[Saved data entries]
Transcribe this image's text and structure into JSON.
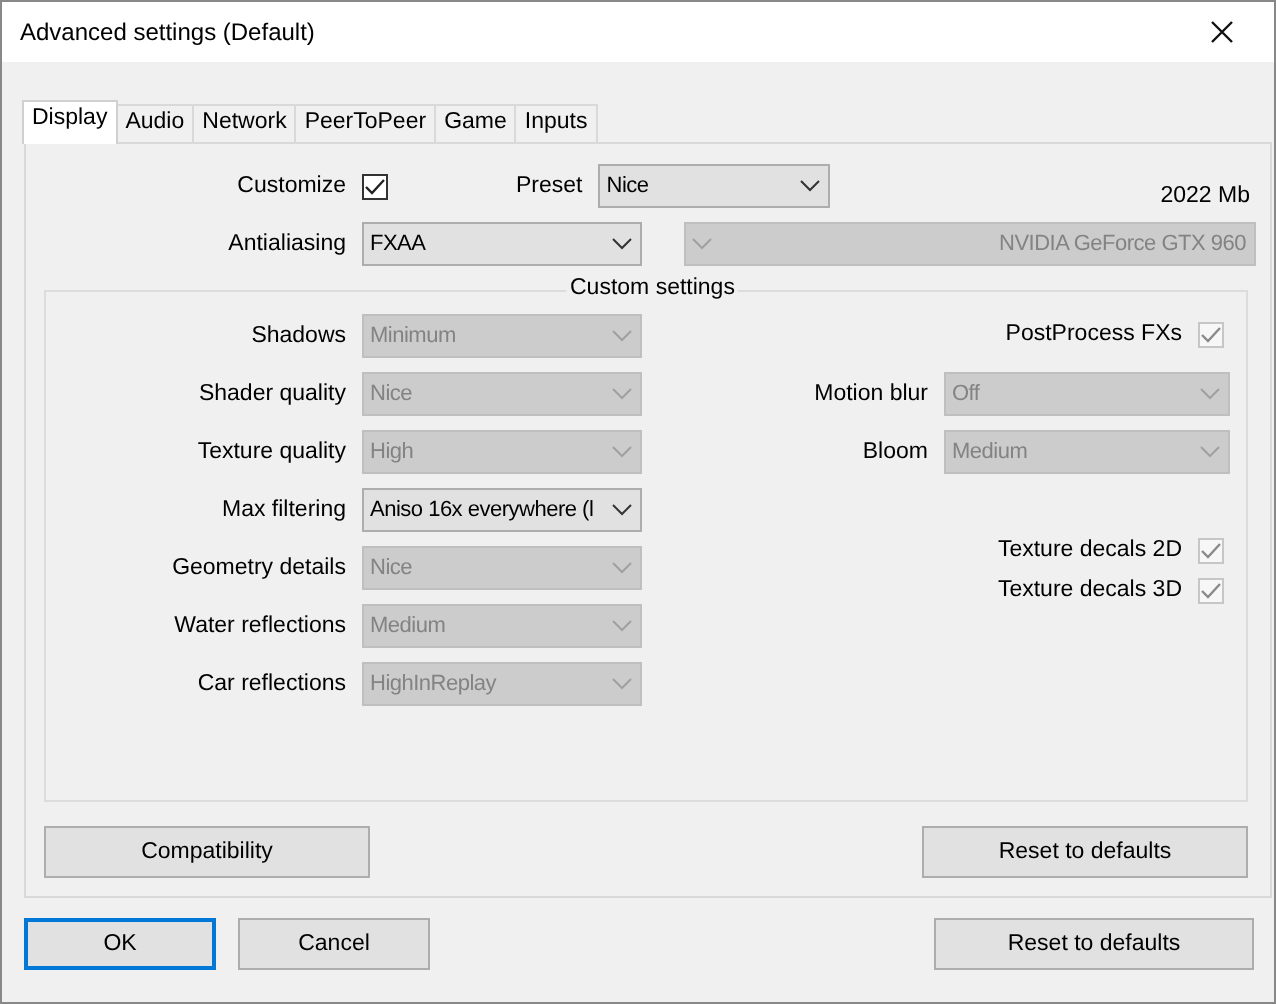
{
  "window": {
    "title": "Advanced settings (Default)"
  },
  "tabs": [
    {
      "label": "Display",
      "selected": true
    },
    {
      "label": "Audio",
      "selected": false
    },
    {
      "label": "Network",
      "selected": false
    },
    {
      "label": "PeerToPeer",
      "selected": false
    },
    {
      "label": "Game",
      "selected": false
    },
    {
      "label": "Inputs",
      "selected": false
    }
  ],
  "customize": {
    "label": "Customize",
    "checked": true
  },
  "preset": {
    "label": "Preset",
    "value": "Nice",
    "disabled": false
  },
  "video_memory": "2022 Mb",
  "antialiasing": {
    "label": "Antialiasing",
    "value": "FXAA",
    "disabled": false
  },
  "gpu": {
    "value": "NVIDIA GeForce GTX 960",
    "disabled": true
  },
  "custom_settings": {
    "title": "Custom settings",
    "left": [
      {
        "label": "Shadows",
        "value": "Minimum",
        "disabled": true
      },
      {
        "label": "Shader quality",
        "value": "Nice",
        "disabled": true
      },
      {
        "label": "Texture quality",
        "value": "High",
        "disabled": true
      },
      {
        "label": "Max filtering",
        "value": "Aniso 16x everywhere (l",
        "disabled": false
      },
      {
        "label": "Geometry details",
        "value": "Nice",
        "disabled": true
      },
      {
        "label": "Water reflections",
        "value": "Medium",
        "disabled": true
      },
      {
        "label": "Car reflections",
        "value": "HighInReplay",
        "disabled": true
      }
    ],
    "right": [
      {
        "kind": "checkbox",
        "label": "PostProcess FXs",
        "checked": true,
        "disabled": true
      },
      {
        "kind": "dropdown",
        "label": "Motion blur",
        "value": "Off",
        "disabled": true
      },
      {
        "kind": "dropdown",
        "label": "Bloom",
        "value": "Medium",
        "disabled": true
      },
      {
        "kind": "checkbox",
        "label": "Texture decals 2D",
        "checked": true,
        "disabled": true
      },
      {
        "kind": "checkbox",
        "label": "Texture decals 3D",
        "checked": true,
        "disabled": true
      }
    ]
  },
  "panel_buttons": [
    "Compatibility",
    "Reset to defaults"
  ],
  "dialog_buttons": [
    {
      "label": "OK",
      "focused": true
    },
    {
      "label": "Cancel",
      "focused": false
    },
    {
      "label": "Reset to defaults",
      "focused": false
    }
  ]
}
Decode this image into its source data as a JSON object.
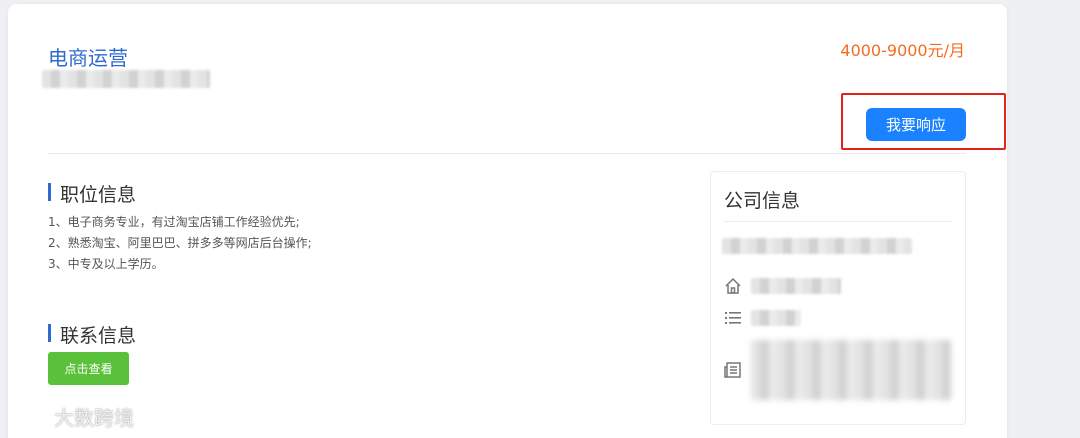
{
  "job": {
    "title": "电商运营",
    "salary": "4000-9000元/月",
    "respond_button": "我要响应"
  },
  "position_info": {
    "heading": "职位信息",
    "requirements": [
      "1、电子商务专业，有过淘宝店铺工作经验优先;",
      "2、熟悉淘宝、阿里巴巴、拼多多等网店后台操作;",
      "3、中专及以上学历。"
    ]
  },
  "contact_info": {
    "heading": "联系信息",
    "view_button": "点击查看"
  },
  "company_info": {
    "heading": "公司信息",
    "icons": [
      "home-icon",
      "list-icon",
      "newspaper-icon"
    ]
  },
  "watermark": {
    "text": "大数跨境"
  },
  "colors": {
    "accent_blue": "#2f6ad0",
    "button_blue": "#1a82ff",
    "salary_orange": "#f36d1f",
    "contact_green": "#5ac13a",
    "highlight_red": "#e0241b"
  }
}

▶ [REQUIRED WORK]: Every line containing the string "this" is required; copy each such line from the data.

▶ [ANSWER BELOW]:
Transcribe this image's text and structure into JSON.
Decode this image into its source data as a JSON object.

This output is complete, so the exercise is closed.